• What is required: Can you copy out the data exactly? Leave the images out.
___ Given entries
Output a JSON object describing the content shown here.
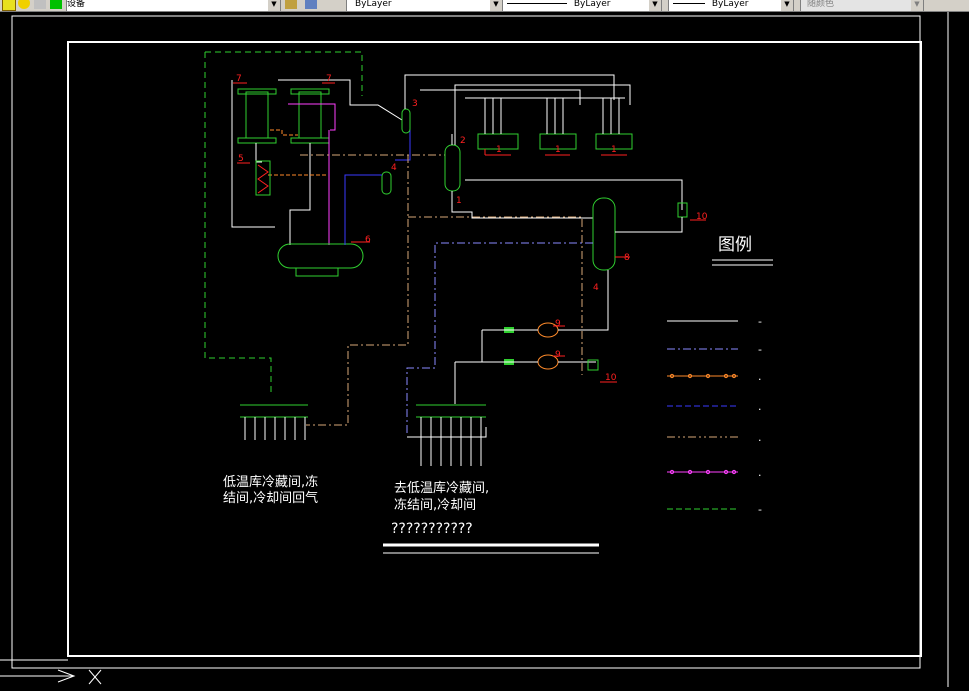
{
  "toolbar": {
    "layer_name": "设备",
    "color_control": "ByLayer",
    "linetype_control": "ByLayer",
    "lineweight_control": "ByLayer",
    "plotstyle_control": "随颜色"
  },
  "drawing": {
    "legend_title": "图例",
    "legend_rows": [
      {
        "color": "#ffffff",
        "style": "solid",
        "label": "-"
      },
      {
        "color": "#8a8aff",
        "style": "dashdot",
        "label": "-"
      },
      {
        "color": "#ff8a2a",
        "style": "marker",
        "label": "."
      },
      {
        "color": "#3a3aff",
        "style": "dashed",
        "label": "."
      },
      {
        "color": "#d8a878",
        "style": "dashdotdot",
        "label": "."
      },
      {
        "color": "#ff40ff",
        "style": "marker",
        "label": "."
      },
      {
        "color": "#30d030",
        "style": "dashed",
        "label": "-"
      }
    ],
    "left_caption_line1": "低温库冷藏间,冻",
    "left_caption_line2": "结间,冷却间回气",
    "mid_caption_line1": "去低温库冷藏间,",
    "mid_caption_line2": "冻结间,冷却间",
    "mid_caption_line3": "???????????",
    "component_labels": [
      "7",
      "7",
      "3",
      "2",
      "1",
      "6",
      "4",
      "5",
      "8",
      "9",
      "9",
      "10",
      "10",
      "4",
      "1",
      "1",
      "1"
    ]
  },
  "colors": {
    "background": "#000000",
    "white": "#ffffff",
    "green": "#30d030",
    "red": "#ff2020",
    "magenta": "#ff40ff",
    "orange": "#ff8a2a",
    "blue": "#3a3aff",
    "lightblue": "#8a8aff",
    "tan": "#d8a878"
  }
}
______
• Worked solution:
Output a JSON object describing the content shown here.
{
  "toolbar": {
    "layer_name": "设备",
    "color_control": "ByLayer",
    "linetype_control": "ByLayer",
    "lineweight_control": "ByLayer",
    "plotstyle_control": "随颜色"
  },
  "drawing": {
    "legend_title": "图例",
    "legend_rows": [
      {
        "color": "#ffffff",
        "style": "solid",
        "label": "-"
      },
      {
        "color": "#8a8aff",
        "style": "dashdot",
        "label": "-"
      },
      {
        "color": "#ff8a2a",
        "style": "marker",
        "label": "."
      },
      {
        "color": "#3a3aff",
        "style": "dashed",
        "label": "."
      },
      {
        "color": "#d8a878",
        "style": "dashdotdot",
        "label": "."
      },
      {
        "color": "#ff40ff",
        "style": "marker",
        "label": "."
      },
      {
        "color": "#30d030",
        "style": "dashed",
        "label": "-"
      }
    ],
    "left_caption_line1": "低温库冷藏间,冻",
    "left_caption_line2": "结间,冷却间回气",
    "mid_caption_line1": "去低温库冷藏间,",
    "mid_caption_line2": "冻结间,冷却间",
    "mid_caption_line3": "???????????",
    "component_labels": [
      "7",
      "7",
      "3",
      "2",
      "1",
      "6",
      "4",
      "5",
      "8",
      "9",
      "9",
      "10",
      "10",
      "4",
      "1",
      "1",
      "1"
    ]
  },
  "colors": {
    "background": "#000000",
    "white": "#ffffff",
    "green": "#30d030",
    "red": "#ff2020",
    "magenta": "#ff40ff",
    "orange": "#ff8a2a",
    "blue": "#3a3aff",
    "lightblue": "#8a8aff",
    "tan": "#d8a878"
  }
}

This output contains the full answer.